Delle Donne highlighted the importance of two of those workouts specifically: the hyperbaric chamber and the float tank. The hyperbaric chamber is a full-body machine meant to promote healing by inhaling 100 percent oxygen. The float tank is also meant to generate healing by promoting a state of deep relaxation.

Saturday evening was as calm as one can be while icing a deeply painful knee injury hours before a do-or-die playoff game with the WNBA Finals on the line. Delle Donne’s wife, agent, and father joined her at Chart House, one of her favorite restaurants, on the water in Annapolis, Maryland. She got her usual French dip sandwich and followed it up with her favorite peppermint stick ice cream. The group went home and, at Delle Donne’s father’s request, watched Alabama football dismantle Louisville.

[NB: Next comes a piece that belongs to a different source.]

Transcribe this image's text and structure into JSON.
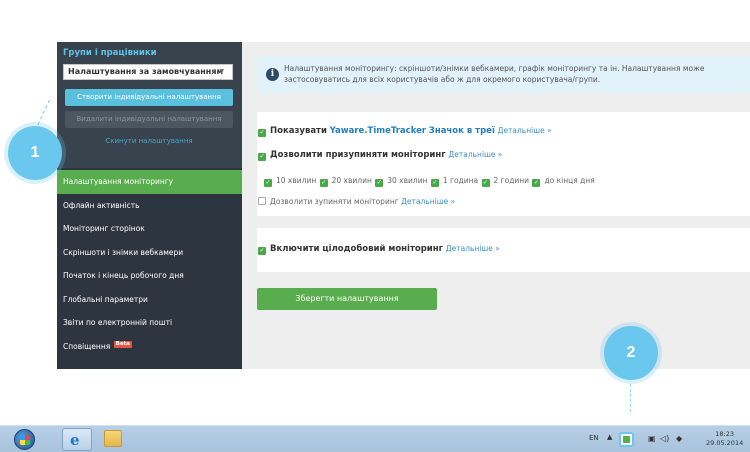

“Just finding a way to get in as much recovery as I can in a small amount of time,” Delle Donne said. “Ice, a lot of laying around and elevating. Staying off of it so the bones can recover and I can be ready to go.”

Still, Delle Donne’s status for Game 4 on Sunday morning was unclear. Mystics coach Mike Thibault had the team practice the day before as if Delle Donne couldn’t play. He didn’t know she’d be good to go until after she’d ran, worked out, and gone through her normal shooting routine that morning.

“It was a nice present to see her in a uniform ready to go,” Thibault said.

Delle Donne returned in a knee brace, and she noticeably wasn’t running the same or attacking the basket as frequently. But even at less than 100 percent, Delle Donne is that good. She scored 15 points and grabbed 10 rebounds in a 21-point Mystics win, making 3-of-5 shots from three-point range and lighting the Charles E. Smith Center on fire with her late-game pull-ups.

Even when she wasn’t making shots earlier in the game, her presence forced Atlanta’s defense to overthink and leave her teammates wide open. Without Delle Donne in Game 3, Washington’s backcourt trio of Cloud, Toliver, and rookie Ariel Atkins combined to shoot 10-of-32. With her back in Game 4, they were 19-of-38, and all four scored in double digits.

After the victory, it was much of the same for Washington’s MVP: Immediate icing after the game, stretching, and rehab workouts. Then, back to watching Ozark with her wife and agent.

Two days later, she and her team were polishing off an 86-81 Game 5 victory to lead the Mystics to the WNBA Finals against the Seattle Storm. It’ll be a terrific series between two up-and-coming teams, and one that should stand out more with Delle Donne back on the floor in search of her first title.